Modern English-language films
On Saturday (19/9) at 17:00, ITV2 has Shrek 2. Less well-worn is Goodbye Christopher Robin (2017), a rather good little biopic with Margot Robbie (again) as the mother of the increasingly disillusioned boy. That’s on Film 4 at 18:50 the same night and again on Friday (25/9) at 18:55.
Sweet Sixteen (2002) is a well-liked Ken Loach feature about a teenager who wants to help his mother after she comes out of prison. In Scots and English, it won Best Screenplay at Cannes. That’s on Film4 on Monday (21/9) at 01:30.
On Wednesday (23/9) at 08:00, Sony Action is showing the moving United (2011), about the “Busby Babes” aircraft crash of 1958. At 23:05, 5 Star brings us Tarentino’s Kill Bill: Vol. 1. Then, at 23:10, Sony Movies has Layer Cake (2004), a Brit crime drama with Daniel Craig. Nothing at all to do with Bake-Off.
A Beautiful Mind (2001), Ron Howard’s film about the mathematician John Nash’s mental breakdown, is back on Film4 on Thursday (24/9) at 18:20. At 21:00, the excellent Sky Arts arrives on Freeview at last with Spielberg (2017), a documentary about the crowd-pleasing director. Funny Cow (2017), with the versatile Maxine Peake as a battling stand-up comedian, is on Film4 at 23:15. Finally for Thursday, BBC4 has The Cult That Stole Children, a documentary investigating a nasty Australian “new religious movement”. That’s at 23:35, in the Storyville strand.

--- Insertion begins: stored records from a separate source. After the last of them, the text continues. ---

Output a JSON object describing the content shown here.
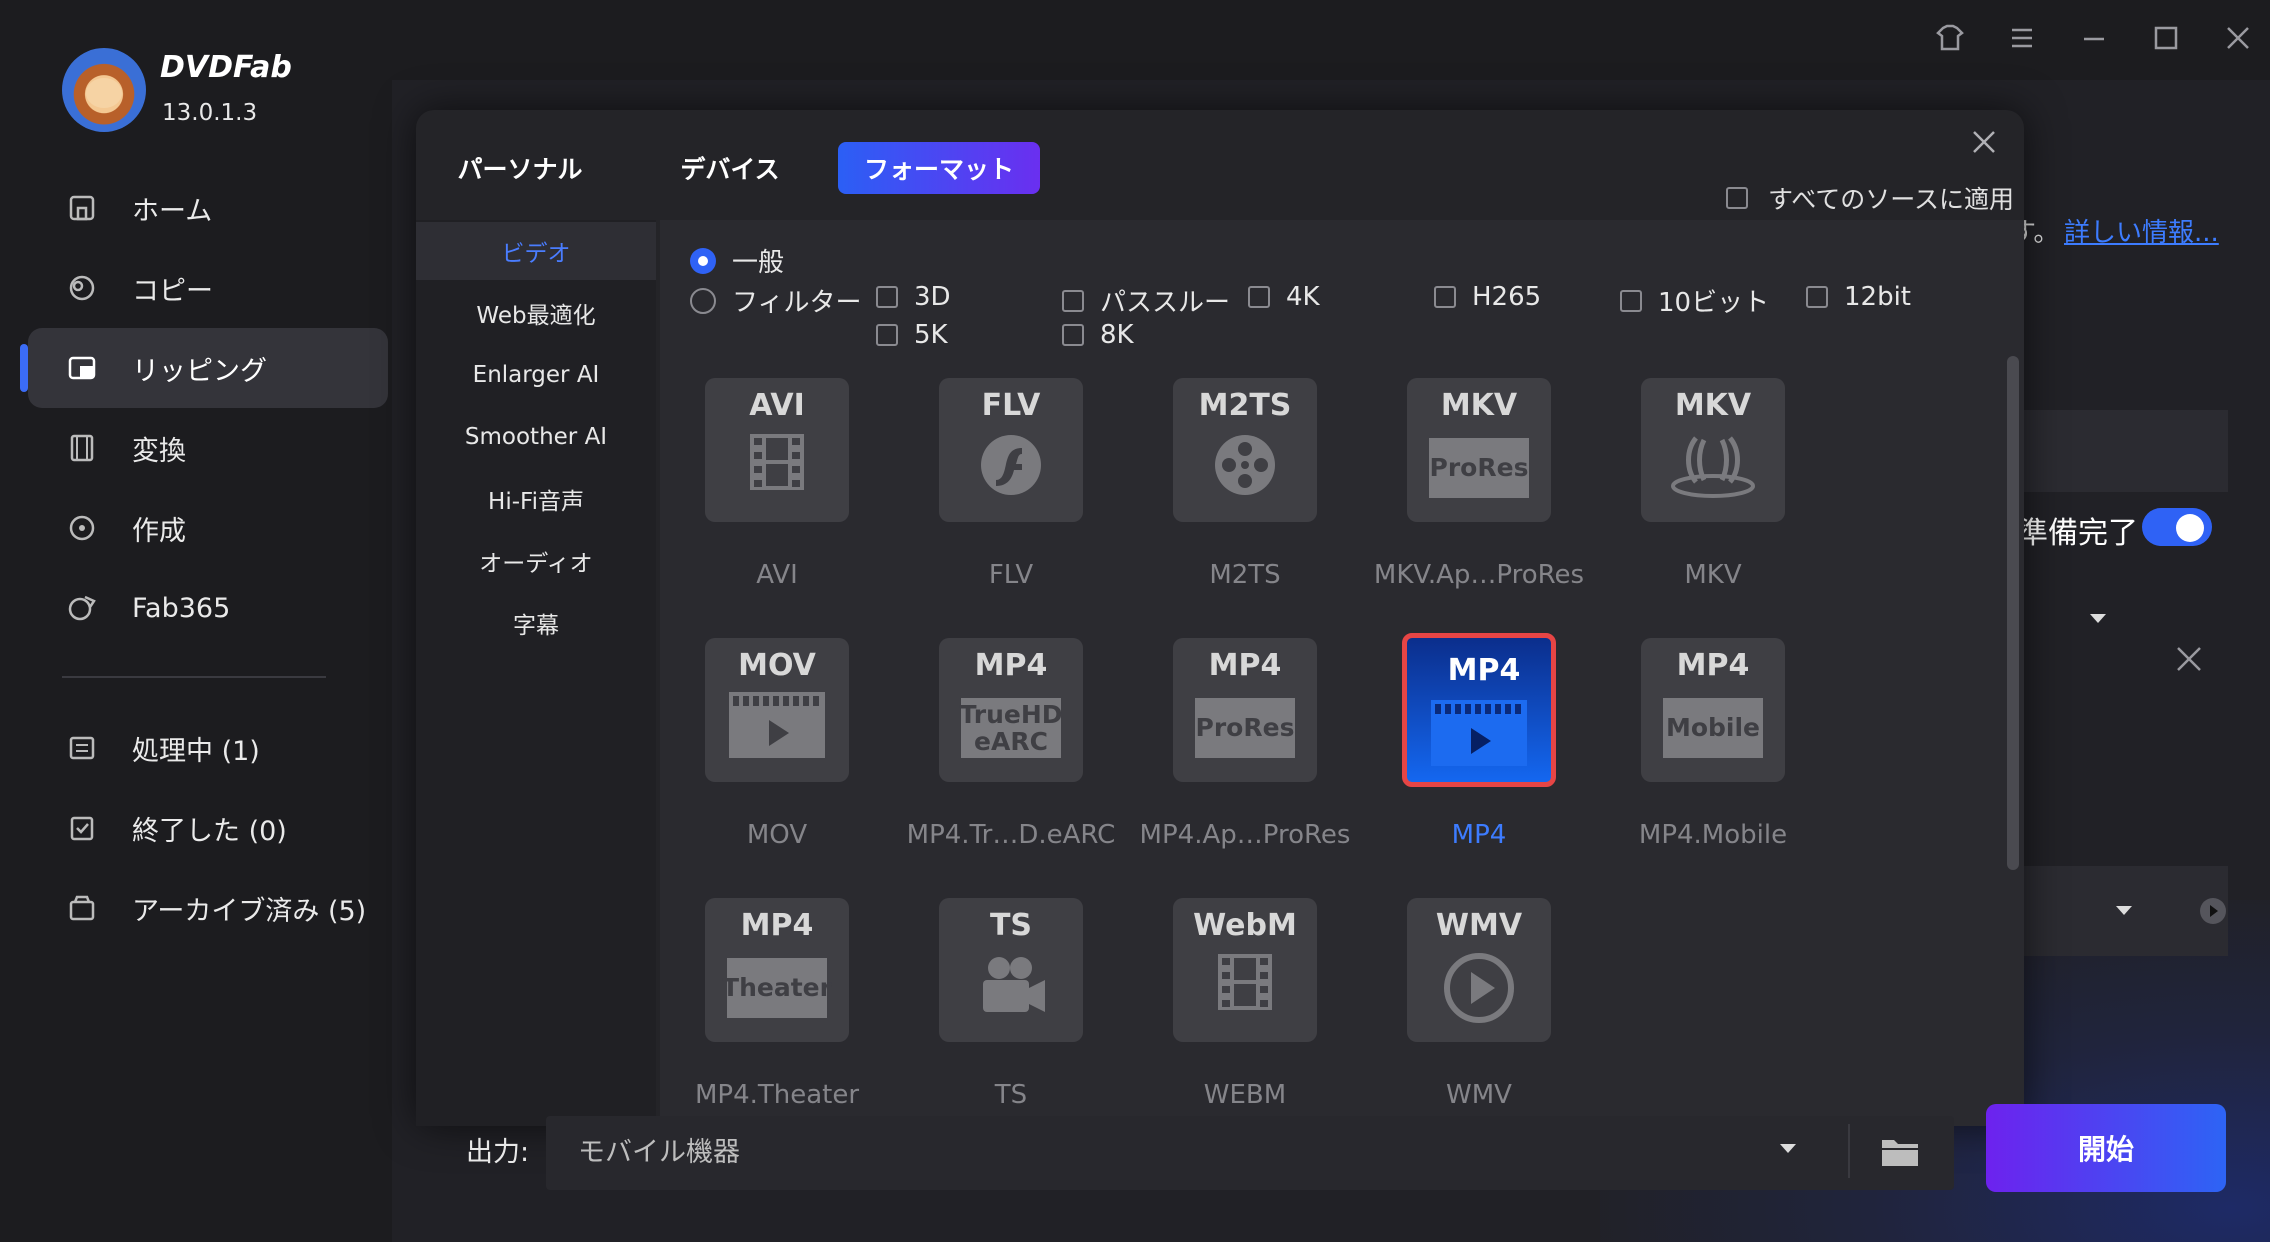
{
  "app": {
    "name": "DVDFab",
    "version": "13.0.1.3"
  },
  "sidebar": {
    "items": [
      {
        "label": "ホーム",
        "icon": "home-icon"
      },
      {
        "label": "コピー",
        "icon": "copy-icon"
      },
      {
        "label": "リッピング",
        "icon": "ripping-icon",
        "active": true
      },
      {
        "label": "変換",
        "icon": "convert-icon"
      },
      {
        "label": "作成",
        "icon": "create-icon"
      },
      {
        "label": "Fab365",
        "icon": "fab365-icon"
      }
    ],
    "queue": [
      {
        "label": "処理中 (1)",
        "icon": "processing-icon"
      },
      {
        "label": "終了した (0)",
        "icon": "finished-icon"
      },
      {
        "label": "アーカイブ済み (5)",
        "icon": "archive-icon"
      }
    ]
  },
  "behind": {
    "text": "す。",
    "link": "詳しい情報...",
    "ready": "準備完了"
  },
  "modal": {
    "tabs": [
      "パーソナル",
      "デバイス",
      "フォーマット"
    ],
    "active_tab": 2,
    "apply_all": "すべてのソースに適用",
    "submenu": [
      "ビデオ",
      "Web最適化",
      "Enlarger AI",
      "Smoother AI",
      "Hi-Fi音声",
      "オーディオ",
      "字幕"
    ],
    "active_submenu": 0,
    "radio": {
      "general": "一般",
      "filter": "フィルター"
    },
    "filters": [
      "3D",
      "パススルー",
      "4K",
      "H265",
      "10ビット",
      "12bit",
      "5K",
      "8K"
    ],
    "formats": [
      {
        "top": "AVI",
        "inner": "",
        "label": "AVI",
        "kind": "film"
      },
      {
        "top": "FLV",
        "inner": "",
        "label": "FLV",
        "kind": "flash"
      },
      {
        "top": "M2TS",
        "inner": "",
        "label": "M2TS",
        "kind": "reel"
      },
      {
        "top": "MKV",
        "inner": "ProRes",
        "label": "MKV.Ap…ProRes",
        "kind": "box"
      },
      {
        "top": "MKV",
        "inner": "",
        "label": "MKV",
        "kind": "mkv"
      },
      {
        "top": "MOV",
        "inner": "",
        "label": "MOV",
        "kind": "play"
      },
      {
        "top": "MP4",
        "inner": "TrueHD eARC",
        "label": "MP4.Tr…D.eARC",
        "kind": "box"
      },
      {
        "top": "MP4",
        "inner": "ProRes",
        "label": "MP4.Ap…ProRes",
        "kind": "box"
      },
      {
        "top": "MP4",
        "inner": "",
        "label": "MP4",
        "kind": "play",
        "selected": true
      },
      {
        "top": "MP4",
        "inner": "Mobile",
        "label": "MP4.Mobile",
        "kind": "box"
      },
      {
        "top": "MP4",
        "inner": "Theater",
        "label": "MP4.Theater",
        "kind": "box"
      },
      {
        "top": "TS",
        "inner": "",
        "label": "TS",
        "kind": "camera"
      },
      {
        "top": "WebM",
        "inner": "",
        "label": "WEBM",
        "kind": "film"
      },
      {
        "top": "WMV",
        "inner": "",
        "label": "WMV",
        "kind": "circleplay"
      }
    ]
  },
  "output": {
    "label": "出力:",
    "value": "モバイル機器"
  },
  "start_label": "開始",
  "colors": {
    "accent": "#2f62f5",
    "selected_border": "#e64545",
    "link": "#3d7cff"
  }
}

On Saturday (19/9) at 17:10, Sony Action has a James Stewart Western, Broken Arrow (1950). At 18:00, Talking Pictures has North West Frontier (1959), set in British India, with the unusual pairing of Kenneth More and Lauren Bacall. Back to the Future Part II (1989), which you’ve already seen, is on ITV2 at 18:45.
On Sunday (20/9) at 00:00, 5 Select brings us the sweet-natured On Golden Pond (1981). At 09:25, Sony Action has King Rat (1965), a WWII POW drama set in Malaya. Repeated on Friday (25/9) at 16.35. At 12:10, Sony Action has another WWII classic, Ice Cold in Alex (1958). Then come two Westerns on Paramount: Gregory Peck in The Gunfighter (1950) at 14:15, and repeated on Friday (25/9) at 14:05; and at 16.10, John Ford’s My Darling Clementine (1946) with Henry Fonda (also to be seen, 35 years later, in On Golden Pond).
On Monday (21/9) at 15:50, Talking Pictures brings us The Magic Box (1951), a film about film, being a biopic of cinema pioneer William Friese-Greene.
Finally for this week, on Thursday (24/9) at 13:40, Film4 has Stalag 17 (1953), a prison-camp drama written and directed by the comic genius Billy Wilder.
John Morrish and Stephen Ilott